Activity
Set down every entry once more, exactly as it appears.

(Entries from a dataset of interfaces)
········

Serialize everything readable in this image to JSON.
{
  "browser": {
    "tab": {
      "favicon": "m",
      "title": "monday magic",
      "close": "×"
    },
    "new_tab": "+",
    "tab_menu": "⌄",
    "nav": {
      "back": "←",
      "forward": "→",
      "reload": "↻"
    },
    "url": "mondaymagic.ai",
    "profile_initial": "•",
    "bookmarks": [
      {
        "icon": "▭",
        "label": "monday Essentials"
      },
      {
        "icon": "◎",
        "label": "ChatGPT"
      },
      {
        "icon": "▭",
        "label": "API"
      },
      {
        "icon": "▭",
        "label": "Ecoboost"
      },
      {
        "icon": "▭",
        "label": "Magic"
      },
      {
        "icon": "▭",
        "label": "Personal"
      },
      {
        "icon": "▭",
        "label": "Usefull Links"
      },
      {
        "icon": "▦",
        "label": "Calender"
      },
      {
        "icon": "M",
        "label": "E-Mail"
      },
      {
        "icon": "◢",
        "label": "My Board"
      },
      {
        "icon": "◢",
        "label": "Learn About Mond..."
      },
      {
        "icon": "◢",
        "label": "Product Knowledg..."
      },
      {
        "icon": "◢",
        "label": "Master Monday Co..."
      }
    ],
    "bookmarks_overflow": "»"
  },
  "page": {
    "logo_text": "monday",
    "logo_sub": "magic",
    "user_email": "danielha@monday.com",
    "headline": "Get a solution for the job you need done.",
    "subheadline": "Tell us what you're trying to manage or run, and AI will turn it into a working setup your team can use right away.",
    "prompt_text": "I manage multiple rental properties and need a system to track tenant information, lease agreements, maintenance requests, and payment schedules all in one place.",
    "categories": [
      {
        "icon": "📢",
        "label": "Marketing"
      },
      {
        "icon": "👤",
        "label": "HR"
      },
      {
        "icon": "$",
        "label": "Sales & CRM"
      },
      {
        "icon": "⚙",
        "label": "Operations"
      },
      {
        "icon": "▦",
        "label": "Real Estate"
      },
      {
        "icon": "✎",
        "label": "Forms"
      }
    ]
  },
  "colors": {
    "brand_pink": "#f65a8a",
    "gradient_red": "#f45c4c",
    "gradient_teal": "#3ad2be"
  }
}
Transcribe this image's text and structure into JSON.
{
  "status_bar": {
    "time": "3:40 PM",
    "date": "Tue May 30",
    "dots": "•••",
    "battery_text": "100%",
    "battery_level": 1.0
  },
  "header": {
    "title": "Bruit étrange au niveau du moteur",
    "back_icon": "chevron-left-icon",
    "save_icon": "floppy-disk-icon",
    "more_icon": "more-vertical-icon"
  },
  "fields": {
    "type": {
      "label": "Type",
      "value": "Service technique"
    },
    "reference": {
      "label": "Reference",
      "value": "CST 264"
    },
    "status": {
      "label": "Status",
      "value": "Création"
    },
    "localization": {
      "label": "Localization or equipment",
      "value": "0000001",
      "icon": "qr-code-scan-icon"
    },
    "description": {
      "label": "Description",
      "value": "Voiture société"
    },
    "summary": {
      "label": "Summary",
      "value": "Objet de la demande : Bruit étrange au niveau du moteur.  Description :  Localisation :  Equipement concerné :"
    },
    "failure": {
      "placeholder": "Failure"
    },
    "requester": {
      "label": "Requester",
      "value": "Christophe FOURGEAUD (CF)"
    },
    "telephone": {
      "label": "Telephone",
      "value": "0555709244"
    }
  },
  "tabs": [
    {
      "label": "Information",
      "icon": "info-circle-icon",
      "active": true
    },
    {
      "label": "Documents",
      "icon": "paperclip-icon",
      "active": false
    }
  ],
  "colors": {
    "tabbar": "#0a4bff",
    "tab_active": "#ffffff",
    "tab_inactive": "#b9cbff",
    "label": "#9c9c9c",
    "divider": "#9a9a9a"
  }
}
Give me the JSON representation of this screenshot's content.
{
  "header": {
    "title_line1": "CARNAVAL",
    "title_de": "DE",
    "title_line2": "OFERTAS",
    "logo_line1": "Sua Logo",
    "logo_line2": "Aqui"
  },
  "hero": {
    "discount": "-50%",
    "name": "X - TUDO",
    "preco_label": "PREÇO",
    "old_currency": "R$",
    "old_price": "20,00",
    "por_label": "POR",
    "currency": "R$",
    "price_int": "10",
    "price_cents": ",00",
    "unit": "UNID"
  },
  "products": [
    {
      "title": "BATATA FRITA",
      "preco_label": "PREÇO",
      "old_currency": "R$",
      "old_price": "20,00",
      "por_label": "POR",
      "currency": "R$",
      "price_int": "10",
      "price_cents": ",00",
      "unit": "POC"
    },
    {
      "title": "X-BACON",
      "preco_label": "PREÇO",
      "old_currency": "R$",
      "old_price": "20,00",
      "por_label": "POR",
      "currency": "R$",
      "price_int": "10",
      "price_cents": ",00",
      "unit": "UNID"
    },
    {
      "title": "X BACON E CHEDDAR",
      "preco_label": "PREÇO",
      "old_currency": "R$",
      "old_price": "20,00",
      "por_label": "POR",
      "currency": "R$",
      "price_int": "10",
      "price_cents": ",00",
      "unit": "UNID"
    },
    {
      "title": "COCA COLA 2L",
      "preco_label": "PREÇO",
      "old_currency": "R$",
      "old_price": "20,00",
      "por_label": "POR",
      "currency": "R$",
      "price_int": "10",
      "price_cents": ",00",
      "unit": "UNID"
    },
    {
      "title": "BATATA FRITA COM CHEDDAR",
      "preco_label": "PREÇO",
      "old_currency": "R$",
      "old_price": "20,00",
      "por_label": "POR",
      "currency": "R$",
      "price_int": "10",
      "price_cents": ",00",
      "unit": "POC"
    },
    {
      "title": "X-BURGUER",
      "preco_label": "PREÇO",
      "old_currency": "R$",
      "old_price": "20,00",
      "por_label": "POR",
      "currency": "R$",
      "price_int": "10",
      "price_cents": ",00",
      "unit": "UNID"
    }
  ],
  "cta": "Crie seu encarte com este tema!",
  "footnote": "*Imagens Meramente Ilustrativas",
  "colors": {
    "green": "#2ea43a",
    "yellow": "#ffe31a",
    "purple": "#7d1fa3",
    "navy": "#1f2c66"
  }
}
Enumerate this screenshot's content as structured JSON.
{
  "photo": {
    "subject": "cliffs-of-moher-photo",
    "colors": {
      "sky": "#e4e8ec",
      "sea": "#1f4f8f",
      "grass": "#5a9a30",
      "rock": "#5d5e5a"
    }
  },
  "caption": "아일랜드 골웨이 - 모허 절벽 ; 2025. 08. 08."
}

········

Your response
Serialize everything readable in this image to JSON.
{
  "browser": {
    "tab": {
      "favicon": "m",
      "title": "monday magic",
      "close": "×"
    },
    "new_tab": "+",
    "tab_menu": "⌄",
    "nav": {
      "back": "←",
      "forward": "→",
      "reload": "↻"
    },
    "url": "mondaymagic.ai",
    "profile_initial": "•",
    "bookmarks": [
      {
        "icon": "▭",
        "label": "monday Essentials"
      },
      {
        "icon": "◎",
        "label": "ChatGPT"
      },
      {
        "icon": "▭",
        "label": "API"
      },
      {
        "icon": "▭",
        "label": "Ecoboost"
      },
      {
        "icon": "▭",
        "label": "Magic"
      },
      {
        "icon": "▭",
        "label": "Personal"
      },
      {
        "icon": "▭",
        "label": "Usefull Links"
      },
      {
        "icon": "▦",
        "label": "Calender"
      },
      {
        "icon": "M",
        "label": "E-Mail"
      },
      {
        "icon": "◢",
        "label": "My Board"
      },
      {
        "icon": "◢",
        "label": "Learn About Mond..."
      },
      {
        "icon": "◢",
        "label": "Product Knowledg..."
      },
      {
        "icon": "◢",
        "label": "Master Monday Co..."
      }
    ],
    "bookmarks_overflow": "»"
  },
  "page": {
    "logo_text": "monday",
    "logo_sub": "magic",
    "user_email": "danielha@monday.com",
    "headline": "Get a solution for the job you need done.",
    "subheadline": "Tell us what you're trying to manage or run, and AI will turn it into a working setup your team can use right away.",
    "prompt_text": "I manage multiple rental properties and need a system to track tenant information, lease agreements, maintenance requests, and payment schedules all in one place.",
    "categories": [
      {
        "icon": "📢",
        "label": "Marketing"
      },
      {
        "icon": "👤",
        "label": "HR"
      },
      {
        "icon": "$",
        "label": "Sales & CRM"
      },
      {
        "icon": "⚙",
        "label": "Operations"
      },
      {
        "icon": "▦",
        "label": "Real Estate"
      },
      {
        "icon": "✎",
        "label": "Forms"
      }
    ]
  },
  "colors": {
    "brand_pink": "#f65a8a",
    "gradient_red": "#f45c4c",
    "gradient_teal": "#3ad2be"
  }
}
Transcribe this image's text and structure into JSON.
{
  "status_bar": {
    "time": "3:40 PM",
    "date": "Tue May 30",
    "dots": "•••",
    "battery_text": "100%",
    "battery_level": 1.0
  },
  "header": {
    "title": "Bruit étrange au niveau du moteur",
    "back_icon": "chevron-left-icon",
    "save_icon": "floppy-disk-icon",
    "more_icon": "more-vertical-icon"
  },
  "fields": {
    "type": {
      "label": "Type",
      "value": "Service technique"
    },
    "reference": {
      "label": "Reference",
      "value": "CST 264"
    },
    "status": {
      "label": "Status",
      "value": "Création"
    },
    "localization": {
      "label": "Localization or equipment",
      "value": "0000001",
      "icon": "qr-code-scan-icon"
    },
    "description": {
      "label": "Description",
      "value": "Voiture société"
    },
    "summary": {
      "label": "Summary",
      "value": "Objet de la demande : Bruit étrange au niveau du moteur.  Description :  Localisation :  Equipement concerné :"
    },
    "failure": {
      "placeholder": "Failure"
    },
    "requester": {
      "label": "Requester",
      "value": "Christophe FOURGEAUD (CF)"
    },
    "telephone": {
      "label": "Telephone",
      "value": "0555709244"
    }
  },
  "tabs": [
    {
      "label": "Information",
      "icon": "info-circle-icon",
      "active": true
    },
    {
      "label": "Documents",
      "icon": "paperclip-icon",
      "active": false
    }
  ],
  "colors": {
    "tabbar": "#0a4bff",
    "tab_active": "#ffffff",
    "tab_inactive": "#b9cbff",
    "label": "#9c9c9c",
    "divider": "#9a9a9a"
  }
}
Give me the JSON representation of this screenshot's content.
{
  "header": {
    "title_line1": "CARNAVAL",
    "title_de": "DE",
    "title_line2": "OFERTAS",
    "logo_line1": "Sua Logo",
    "logo_line2": "Aqui"
  },
  "hero": {
    "discount": "-50%",
    "name": "X - TUDO",
    "preco_label": "PREÇO",
    "old_currency": "R$",
    "old_price": "20,00",
    "por_label": "POR",
    "currency": "R$",
    "price_int": "10",
    "price_cents": ",00",
    "unit": "UNID"
  },
  "products": [
    {
      "title": "BATATA FRITA",
      "preco_label": "PREÇO",
      "old_currency": "R$",
      "old_price": "20,00",
      "por_label": "POR",
      "currency": "R$",
      "price_int": "10",
      "price_cents": ",00",
      "unit": "POC"
    },
    {
      "title": "X-BACON",
      "preco_label": "PREÇO",
      "old_currency": "R$",
      "old_price": "20,00",
      "por_label": "POR",
      "currency": "R$",
      "price_int": "10",
      "price_cents": ",00",
      "unit": "UNID"
    },
    {
      "title": "X BACON E CHEDDAR",
      "preco_label": "PREÇO",
      "old_currency": "R$",
      "old_price": "20,00",
      "por_label": "POR",
      "currency": "R$",
      "price_int": "10",
      "price_cents": ",00",
      "unit": "UNID"
    },
    {
      "title": "COCA COLA 2L",
      "preco_label": "PREÇO",
      "old_currency": "R$",
      "old_price": "20,00",
      "por_label": "POR",
      "currency": "R$",
      "price_int": "10",
      "price_cents": ",00",
      "unit": "UNID"
    },
    {
      "title": "BATATA FRITA COM CHEDDAR",
      "preco_label": "PREÇO",
      "old_currency": "R$",
      "old_price": "20,00",
      "por_label": "POR",
      "currency": "R$",
      "price_int": "10",
      "price_cents": ",00",
      "unit": "POC"
    },
    {
      "title": "X-BURGUER",
      "preco_label": "PREÇO",
      "old_currency": "R$",
      "old_price": "20,00",
      "por_label": "POR",
      "currency": "R$",
      "price_int": "10",
      "price_cents": ",00",
      "unit": "UNID"
    }
  ],
  "cta": "Crie seu encarte com este tema!",
  "footnote": "*Imagens Meramente Ilustrativas",
  "colors": {
    "green": "#2ea43a",
    "yellow": "#ffe31a",
    "purple": "#7d1fa3",
    "navy": "#1f2c66"
  }
}
Enumerate this screenshot's content as structured JSON.
{
  "photo": {
    "subject": "cliffs-of-moher-photo",
    "colors": {
      "sky": "#e4e8ec",
      "sea": "#1f4f8f",
      "grass": "#5a9a30",
      "rock": "#5d5e5a"
    }
  },
  "caption": "아일랜드 골웨이 - 모허 절벽 ; 2025. 08. 08."
}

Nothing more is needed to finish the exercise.